===== Supplied data
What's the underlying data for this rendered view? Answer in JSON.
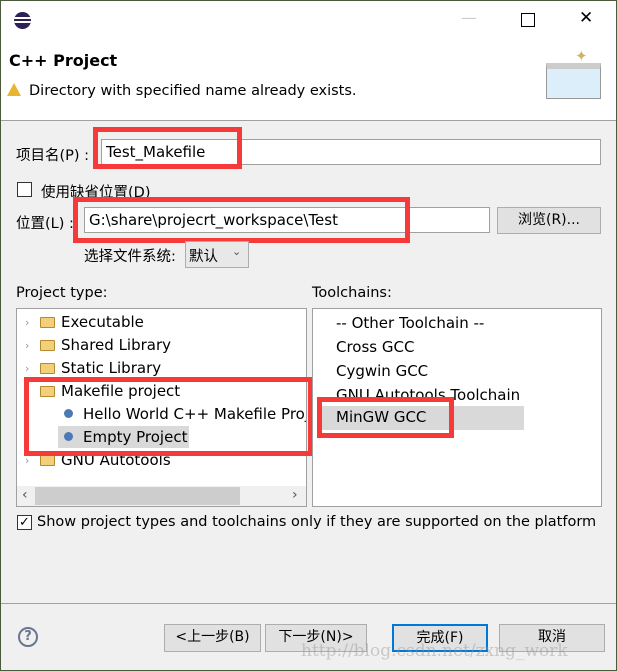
{
  "titlebar": {
    "minimize": "—",
    "maximize": "☐",
    "close": "✕"
  },
  "header": {
    "title": "C++ Project",
    "message": "Directory with specified name already exists."
  },
  "form": {
    "project_name_label": "项目名(P) :",
    "project_name_value": "Test_Makefile",
    "use_default_label": "使用缺省位置(D)",
    "use_default_checked": false,
    "location_label": "位置(L) :",
    "location_value": "G:\\share\\projecrt_workspace\\Test",
    "browse_label": "浏览(R)...",
    "filesystem_label": "选择文件系统:",
    "filesystem_value": "默认"
  },
  "project_type": {
    "label": "Project type:",
    "items": [
      {
        "label": "Executable",
        "kind": "folder",
        "expanded": false
      },
      {
        "label": "Shared Library",
        "kind": "folder",
        "expanded": false
      },
      {
        "label": "Static Library",
        "kind": "folder",
        "expanded": false
      },
      {
        "label": "Makefile project",
        "kind": "folder",
        "expanded": true
      },
      {
        "label": "Hello World C++ Makefile Project",
        "kind": "leaf"
      },
      {
        "label": "Empty Project",
        "kind": "leaf",
        "selected": true
      },
      {
        "label": "GNU Autotools",
        "kind": "folder",
        "expanded": false
      }
    ]
  },
  "toolchains": {
    "label": "Toolchains:",
    "items": [
      "-- Other Toolchain --",
      "Cross GCC",
      "Cygwin GCC",
      "GNU Autotools Toolchain",
      "MinGW GCC"
    ],
    "selected": "MinGW GCC"
  },
  "show_supported": {
    "label": "Show project types and toolchains only if they are supported on the platform",
    "checked": true
  },
  "buttons": {
    "back": "<上一步(B)",
    "next": "下一步(N)>",
    "finish": "完成(F)",
    "cancel": "取消"
  },
  "watermark": "http://blog.csdn.net/zxng_work",
  "colors": {
    "highlight": "#f63a3a",
    "selection": "#d9d9d9",
    "default_button": "#0078d7"
  }
}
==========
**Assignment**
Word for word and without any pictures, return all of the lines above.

**Response to the exercise**
What's the underlying data for this rendered view? Answer in JSON.
{
  "titlebar": {
    "minimize": "—",
    "maximize": "☐",
    "close": "✕"
  },
  "header": {
    "title": "C++ Project",
    "message": "Directory with specified name already exists."
  },
  "form": {
    "project_name_label": "项目名(P) :",
    "project_name_value": "Test_Makefile",
    "use_default_label": "使用缺省位置(D)",
    "use_default_checked": false,
    "location_label": "位置(L) :",
    "location_value": "G:\\share\\projecrt_workspace\\Test",
    "browse_label": "浏览(R)...",
    "filesystem_label": "选择文件系统:",
    "filesystem_value": "默认"
  },
  "project_type": {
    "label": "Project type:",
    "items": [
      {
        "label": "Executable",
        "kind": "folder",
        "expanded": false
      },
      {
        "label": "Shared Library",
        "kind": "folder",
        "expanded": false
      },
      {
        "label": "Static Library",
        "kind": "folder",
        "expanded": false
      },
      {
        "label": "Makefile project",
        "kind": "folder",
        "expanded": true
      },
      {
        "label": "Hello World C++ Makefile Project",
        "kind": "leaf"
      },
      {
        "label": "Empty Project",
        "kind": "leaf",
        "selected": true
      },
      {
        "label": "GNU Autotools",
        "kind": "folder",
        "expanded": false
      }
    ]
  },
  "toolchains": {
    "label": "Toolchains:",
    "items": [
      "-- Other Toolchain --",
      "Cross GCC",
      "Cygwin GCC",
      "GNU Autotools Toolchain",
      "MinGW GCC"
    ],
    "selected": "MinGW GCC"
  },
  "show_supported": {
    "label": "Show project types and toolchains only if they are supported on the platform",
    "checked": true
  },
  "buttons": {
    "back": "<上一步(B)",
    "next": "下一步(N)>",
    "finish": "完成(F)",
    "cancel": "取消"
  },
  "watermark": "http://blog.csdn.net/zxng_work",
  "colors": {
    "highlight": "#f63a3a",
    "selection": "#d9d9d9",
    "default_button": "#0078d7"
  }
}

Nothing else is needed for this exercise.